Another thing to think about is planting trees and berries and grapes. The sooner you get them in the ground, the sooner you have a crop. We planted apple trees one year. The next year we planted plums, then pears, then peaches, then cherries. We have several kinds of grapes planted. We have strawberries, blueberries, and blackberries. The birds planted the blackberries. :) We did a little something each year. This gives us fresh fruit to eat and also some to put up for the winter.

Shop in bulk on items that store well. People make comments (not always nice ones) about how much coffee we have stored. When it goes on sale and we have coupons, we might buy up to 10 cans depending on how many we have. We don't have to buy coffee that is not on sale very often. If you buy your rice or flour or beans in bulk, they are cheaper per pound.

Another thing to think about is water. If the power is out do you have a way to get water? We do not. We would love to install a pump, but that is not happening any time soon. We do have a non-electric water filter that we could even put our pond water through if it came to that. :)
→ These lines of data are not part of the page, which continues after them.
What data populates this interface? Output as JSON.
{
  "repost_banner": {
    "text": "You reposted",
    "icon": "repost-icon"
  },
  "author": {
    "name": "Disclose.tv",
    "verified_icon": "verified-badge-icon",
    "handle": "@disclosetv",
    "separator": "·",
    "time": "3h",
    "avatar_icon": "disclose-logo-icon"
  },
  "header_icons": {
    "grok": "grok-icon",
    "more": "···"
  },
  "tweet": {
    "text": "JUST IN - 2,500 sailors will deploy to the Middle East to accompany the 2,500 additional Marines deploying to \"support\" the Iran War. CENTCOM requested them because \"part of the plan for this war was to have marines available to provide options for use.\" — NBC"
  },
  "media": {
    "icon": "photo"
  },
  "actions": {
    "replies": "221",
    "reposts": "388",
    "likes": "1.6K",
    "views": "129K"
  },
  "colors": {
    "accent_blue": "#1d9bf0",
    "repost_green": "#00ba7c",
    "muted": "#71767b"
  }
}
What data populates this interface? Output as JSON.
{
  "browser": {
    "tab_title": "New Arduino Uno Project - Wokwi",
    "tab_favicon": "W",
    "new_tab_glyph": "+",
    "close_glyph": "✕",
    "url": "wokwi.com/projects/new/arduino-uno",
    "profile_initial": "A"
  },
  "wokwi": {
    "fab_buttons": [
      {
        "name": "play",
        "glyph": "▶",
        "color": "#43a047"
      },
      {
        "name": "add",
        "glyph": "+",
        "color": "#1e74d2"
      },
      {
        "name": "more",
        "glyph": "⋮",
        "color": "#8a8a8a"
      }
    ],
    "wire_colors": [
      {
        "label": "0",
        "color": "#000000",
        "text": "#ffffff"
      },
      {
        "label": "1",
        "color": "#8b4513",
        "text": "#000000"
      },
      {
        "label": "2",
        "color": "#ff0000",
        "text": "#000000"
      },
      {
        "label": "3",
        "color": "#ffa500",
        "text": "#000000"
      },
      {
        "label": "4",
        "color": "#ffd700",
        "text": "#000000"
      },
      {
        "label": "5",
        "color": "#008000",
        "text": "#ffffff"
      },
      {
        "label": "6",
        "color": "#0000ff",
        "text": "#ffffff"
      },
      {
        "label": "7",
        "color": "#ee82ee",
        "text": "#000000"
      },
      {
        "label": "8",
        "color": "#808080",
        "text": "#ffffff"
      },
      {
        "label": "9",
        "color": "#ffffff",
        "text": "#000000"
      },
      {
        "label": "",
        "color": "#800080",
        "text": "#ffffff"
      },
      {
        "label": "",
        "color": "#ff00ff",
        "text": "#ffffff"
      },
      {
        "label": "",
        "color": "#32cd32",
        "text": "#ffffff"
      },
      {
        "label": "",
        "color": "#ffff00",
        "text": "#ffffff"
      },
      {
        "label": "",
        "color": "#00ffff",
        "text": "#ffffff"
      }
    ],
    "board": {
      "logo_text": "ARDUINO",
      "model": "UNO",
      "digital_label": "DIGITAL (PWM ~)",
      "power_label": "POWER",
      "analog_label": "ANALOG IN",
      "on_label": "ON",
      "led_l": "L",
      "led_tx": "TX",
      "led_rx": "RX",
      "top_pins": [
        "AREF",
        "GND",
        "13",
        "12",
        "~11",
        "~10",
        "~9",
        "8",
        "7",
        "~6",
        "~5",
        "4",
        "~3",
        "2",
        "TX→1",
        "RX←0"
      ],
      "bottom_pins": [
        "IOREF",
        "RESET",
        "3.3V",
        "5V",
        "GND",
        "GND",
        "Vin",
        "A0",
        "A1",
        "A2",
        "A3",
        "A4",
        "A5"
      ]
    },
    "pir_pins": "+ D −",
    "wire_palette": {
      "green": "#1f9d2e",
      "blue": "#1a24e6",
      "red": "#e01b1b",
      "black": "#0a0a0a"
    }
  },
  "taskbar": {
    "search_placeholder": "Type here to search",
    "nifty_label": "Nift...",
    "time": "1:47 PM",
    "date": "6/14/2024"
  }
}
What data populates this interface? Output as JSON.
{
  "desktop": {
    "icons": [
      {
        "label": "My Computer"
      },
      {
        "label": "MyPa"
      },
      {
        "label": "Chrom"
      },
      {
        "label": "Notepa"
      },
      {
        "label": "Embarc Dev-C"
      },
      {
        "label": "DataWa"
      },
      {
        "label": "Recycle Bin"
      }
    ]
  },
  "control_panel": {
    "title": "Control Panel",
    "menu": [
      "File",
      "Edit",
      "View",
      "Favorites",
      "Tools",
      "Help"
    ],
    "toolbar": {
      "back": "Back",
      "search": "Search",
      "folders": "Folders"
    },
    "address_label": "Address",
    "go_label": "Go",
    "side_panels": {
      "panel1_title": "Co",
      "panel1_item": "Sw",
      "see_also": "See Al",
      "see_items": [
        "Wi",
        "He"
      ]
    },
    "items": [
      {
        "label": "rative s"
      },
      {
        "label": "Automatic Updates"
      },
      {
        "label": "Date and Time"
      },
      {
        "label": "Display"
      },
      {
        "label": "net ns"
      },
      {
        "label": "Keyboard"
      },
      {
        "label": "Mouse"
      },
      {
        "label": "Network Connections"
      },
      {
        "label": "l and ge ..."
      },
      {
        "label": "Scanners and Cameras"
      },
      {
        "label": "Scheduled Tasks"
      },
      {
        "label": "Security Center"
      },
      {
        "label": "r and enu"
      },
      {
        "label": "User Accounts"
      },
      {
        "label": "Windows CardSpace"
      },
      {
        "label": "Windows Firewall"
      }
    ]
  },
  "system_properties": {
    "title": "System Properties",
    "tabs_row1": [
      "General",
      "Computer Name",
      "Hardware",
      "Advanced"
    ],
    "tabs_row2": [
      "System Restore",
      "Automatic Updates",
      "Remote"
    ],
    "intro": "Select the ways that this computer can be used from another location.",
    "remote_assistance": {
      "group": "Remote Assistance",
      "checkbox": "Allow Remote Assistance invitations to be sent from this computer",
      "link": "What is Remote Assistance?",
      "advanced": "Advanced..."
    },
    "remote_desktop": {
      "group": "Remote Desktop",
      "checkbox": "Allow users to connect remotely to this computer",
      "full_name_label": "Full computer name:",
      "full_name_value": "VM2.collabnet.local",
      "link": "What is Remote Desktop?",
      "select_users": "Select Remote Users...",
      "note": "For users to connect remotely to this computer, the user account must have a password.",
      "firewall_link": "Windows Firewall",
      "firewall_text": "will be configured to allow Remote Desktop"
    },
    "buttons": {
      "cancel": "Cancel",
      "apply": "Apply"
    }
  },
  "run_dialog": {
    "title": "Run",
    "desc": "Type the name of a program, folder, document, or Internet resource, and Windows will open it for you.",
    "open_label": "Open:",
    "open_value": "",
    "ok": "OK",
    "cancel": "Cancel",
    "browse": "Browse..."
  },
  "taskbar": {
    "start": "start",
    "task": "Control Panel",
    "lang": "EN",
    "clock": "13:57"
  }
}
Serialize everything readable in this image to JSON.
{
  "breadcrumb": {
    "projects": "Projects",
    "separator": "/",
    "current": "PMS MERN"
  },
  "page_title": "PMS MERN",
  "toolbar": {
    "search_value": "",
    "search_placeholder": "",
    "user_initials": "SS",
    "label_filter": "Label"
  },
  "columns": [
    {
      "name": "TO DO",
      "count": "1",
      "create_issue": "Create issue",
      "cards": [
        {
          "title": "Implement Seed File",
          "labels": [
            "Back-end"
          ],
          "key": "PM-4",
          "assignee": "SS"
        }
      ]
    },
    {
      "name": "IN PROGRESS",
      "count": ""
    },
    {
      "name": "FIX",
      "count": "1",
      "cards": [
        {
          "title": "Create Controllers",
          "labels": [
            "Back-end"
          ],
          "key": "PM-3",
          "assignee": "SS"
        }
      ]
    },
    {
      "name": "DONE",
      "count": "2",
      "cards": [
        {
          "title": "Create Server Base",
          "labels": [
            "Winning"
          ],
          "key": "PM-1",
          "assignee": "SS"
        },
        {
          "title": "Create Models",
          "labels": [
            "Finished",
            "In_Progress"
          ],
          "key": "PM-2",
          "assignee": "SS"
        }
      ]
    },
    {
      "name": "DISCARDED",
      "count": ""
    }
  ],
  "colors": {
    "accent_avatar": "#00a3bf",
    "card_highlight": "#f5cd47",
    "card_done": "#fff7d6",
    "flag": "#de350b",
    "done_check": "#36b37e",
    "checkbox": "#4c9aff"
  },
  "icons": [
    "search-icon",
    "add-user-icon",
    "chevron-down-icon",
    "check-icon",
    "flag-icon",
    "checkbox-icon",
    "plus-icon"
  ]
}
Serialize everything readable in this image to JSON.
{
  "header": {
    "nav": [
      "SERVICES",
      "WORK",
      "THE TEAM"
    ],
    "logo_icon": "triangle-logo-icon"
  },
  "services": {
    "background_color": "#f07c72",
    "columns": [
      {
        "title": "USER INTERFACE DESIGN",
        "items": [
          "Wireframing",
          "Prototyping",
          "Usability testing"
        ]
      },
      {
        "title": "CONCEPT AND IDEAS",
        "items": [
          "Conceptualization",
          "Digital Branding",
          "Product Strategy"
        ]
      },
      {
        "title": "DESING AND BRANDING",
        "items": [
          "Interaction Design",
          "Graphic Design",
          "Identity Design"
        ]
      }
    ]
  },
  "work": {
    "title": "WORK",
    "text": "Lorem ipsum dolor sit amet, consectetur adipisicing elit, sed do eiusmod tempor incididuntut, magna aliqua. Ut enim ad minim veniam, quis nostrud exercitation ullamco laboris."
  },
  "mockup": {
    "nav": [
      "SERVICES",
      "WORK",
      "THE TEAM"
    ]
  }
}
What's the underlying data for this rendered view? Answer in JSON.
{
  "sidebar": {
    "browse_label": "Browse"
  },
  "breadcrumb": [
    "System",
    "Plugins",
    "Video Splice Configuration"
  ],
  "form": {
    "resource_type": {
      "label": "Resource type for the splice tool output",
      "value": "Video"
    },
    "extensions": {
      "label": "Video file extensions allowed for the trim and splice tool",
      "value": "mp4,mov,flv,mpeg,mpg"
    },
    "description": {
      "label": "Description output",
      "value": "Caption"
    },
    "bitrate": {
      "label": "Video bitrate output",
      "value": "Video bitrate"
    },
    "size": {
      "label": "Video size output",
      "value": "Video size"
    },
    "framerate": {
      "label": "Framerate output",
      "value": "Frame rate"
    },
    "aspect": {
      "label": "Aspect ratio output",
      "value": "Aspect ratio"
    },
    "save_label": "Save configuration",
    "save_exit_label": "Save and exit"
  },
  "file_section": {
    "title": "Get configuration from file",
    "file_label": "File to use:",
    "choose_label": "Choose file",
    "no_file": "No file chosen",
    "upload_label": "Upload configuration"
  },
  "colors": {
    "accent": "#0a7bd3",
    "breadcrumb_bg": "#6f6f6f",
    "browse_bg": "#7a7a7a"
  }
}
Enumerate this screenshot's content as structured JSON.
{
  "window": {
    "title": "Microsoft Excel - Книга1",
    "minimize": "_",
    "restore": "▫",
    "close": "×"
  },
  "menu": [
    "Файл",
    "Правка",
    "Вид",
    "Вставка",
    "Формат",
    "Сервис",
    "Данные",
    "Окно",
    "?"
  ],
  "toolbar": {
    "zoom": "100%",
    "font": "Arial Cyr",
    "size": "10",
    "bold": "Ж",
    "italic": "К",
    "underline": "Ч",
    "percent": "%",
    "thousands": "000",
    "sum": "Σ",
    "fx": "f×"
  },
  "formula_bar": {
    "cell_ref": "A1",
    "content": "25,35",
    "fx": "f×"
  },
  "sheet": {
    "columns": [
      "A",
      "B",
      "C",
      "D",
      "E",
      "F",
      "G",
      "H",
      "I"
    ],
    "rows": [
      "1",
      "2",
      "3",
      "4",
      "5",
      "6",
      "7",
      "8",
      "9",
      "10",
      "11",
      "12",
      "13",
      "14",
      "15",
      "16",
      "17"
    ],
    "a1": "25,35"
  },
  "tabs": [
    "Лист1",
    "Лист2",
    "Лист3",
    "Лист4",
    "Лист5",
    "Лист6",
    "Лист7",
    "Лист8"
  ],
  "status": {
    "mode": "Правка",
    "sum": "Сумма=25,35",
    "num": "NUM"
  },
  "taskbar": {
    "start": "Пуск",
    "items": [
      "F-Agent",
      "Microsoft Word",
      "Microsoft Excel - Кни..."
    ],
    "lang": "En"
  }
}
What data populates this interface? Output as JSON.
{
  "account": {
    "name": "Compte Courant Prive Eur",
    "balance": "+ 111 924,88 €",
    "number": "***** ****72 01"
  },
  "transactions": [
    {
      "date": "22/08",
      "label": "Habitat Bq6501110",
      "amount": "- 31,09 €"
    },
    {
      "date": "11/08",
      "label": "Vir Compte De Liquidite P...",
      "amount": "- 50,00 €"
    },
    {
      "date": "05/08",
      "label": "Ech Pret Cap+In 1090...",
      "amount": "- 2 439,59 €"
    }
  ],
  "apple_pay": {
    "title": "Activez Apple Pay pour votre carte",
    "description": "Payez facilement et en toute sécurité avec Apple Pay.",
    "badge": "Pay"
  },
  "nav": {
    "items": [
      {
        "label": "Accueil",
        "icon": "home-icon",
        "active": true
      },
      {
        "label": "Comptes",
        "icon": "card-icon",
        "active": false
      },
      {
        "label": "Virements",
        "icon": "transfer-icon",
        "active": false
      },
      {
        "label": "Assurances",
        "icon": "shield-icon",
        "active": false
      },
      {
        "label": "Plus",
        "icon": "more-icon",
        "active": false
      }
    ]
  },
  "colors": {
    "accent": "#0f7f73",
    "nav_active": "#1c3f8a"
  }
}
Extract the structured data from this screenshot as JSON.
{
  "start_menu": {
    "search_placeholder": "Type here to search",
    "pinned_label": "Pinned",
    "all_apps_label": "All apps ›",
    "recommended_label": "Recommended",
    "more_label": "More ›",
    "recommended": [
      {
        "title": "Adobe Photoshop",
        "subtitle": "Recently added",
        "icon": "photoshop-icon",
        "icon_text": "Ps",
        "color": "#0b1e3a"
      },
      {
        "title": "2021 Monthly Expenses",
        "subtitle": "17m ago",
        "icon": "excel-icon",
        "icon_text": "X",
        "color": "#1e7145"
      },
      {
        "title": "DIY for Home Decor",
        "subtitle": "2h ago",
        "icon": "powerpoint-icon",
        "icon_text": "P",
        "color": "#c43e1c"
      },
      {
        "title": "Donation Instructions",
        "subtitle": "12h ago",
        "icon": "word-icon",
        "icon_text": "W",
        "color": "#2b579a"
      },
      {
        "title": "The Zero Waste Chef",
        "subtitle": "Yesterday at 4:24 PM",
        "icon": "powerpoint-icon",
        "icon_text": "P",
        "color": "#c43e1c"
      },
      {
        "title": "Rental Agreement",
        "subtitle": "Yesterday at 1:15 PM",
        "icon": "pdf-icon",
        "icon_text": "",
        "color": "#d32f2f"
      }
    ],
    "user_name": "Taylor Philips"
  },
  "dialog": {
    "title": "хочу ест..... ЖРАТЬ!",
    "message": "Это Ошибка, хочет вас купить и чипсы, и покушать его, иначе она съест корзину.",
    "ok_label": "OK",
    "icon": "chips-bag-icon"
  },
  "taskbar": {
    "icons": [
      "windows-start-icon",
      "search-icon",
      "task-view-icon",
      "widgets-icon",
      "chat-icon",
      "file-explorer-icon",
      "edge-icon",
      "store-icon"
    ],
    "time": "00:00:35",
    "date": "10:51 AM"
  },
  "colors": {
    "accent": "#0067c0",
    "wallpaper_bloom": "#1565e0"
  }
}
What are some things you are doing to be prepared for hard times? Even if the times are just a small blip, it is nice to be prepared.

1 comment:

Anonymous said...

I love all your suggestions. I would love to have a small maybe 12 foot by 12 foot mini garden. I know nothing of from soil to product. I only recall helping grandpa weed out and remove the product as a child. THis gives me something to think about.

We do use Sam's Club carefully for purchasing and always take advantage of 10/10 days at our krogers when it fits our diets. I never ever buy clothing at full or even half cost, never. Now under pants and such are a different thing. I have a serious creep factor with that issue and it must be new.

Coupons can be tricky as most are for stuff we either wouldn't or don't use but sometimes we get a free lb. of meat coupon or buy one get one.

Water is a tricky one if you have no way to well up. I must admit, I'm a bottle water drinker. Creamer is another issue, I wonder how long it can be frozen, then thawed and how to use there after.

Lots of ways to save in detergents and such. We half our softners. 2/3 our detergents which must chemical free for me. Now, If I can find a way to substitute bleach in a manner that would satisfy me, it would be great.

I do bake and leave out half, freeze the other half. My next big deal: I want to learn how to can jams and such.

Great post!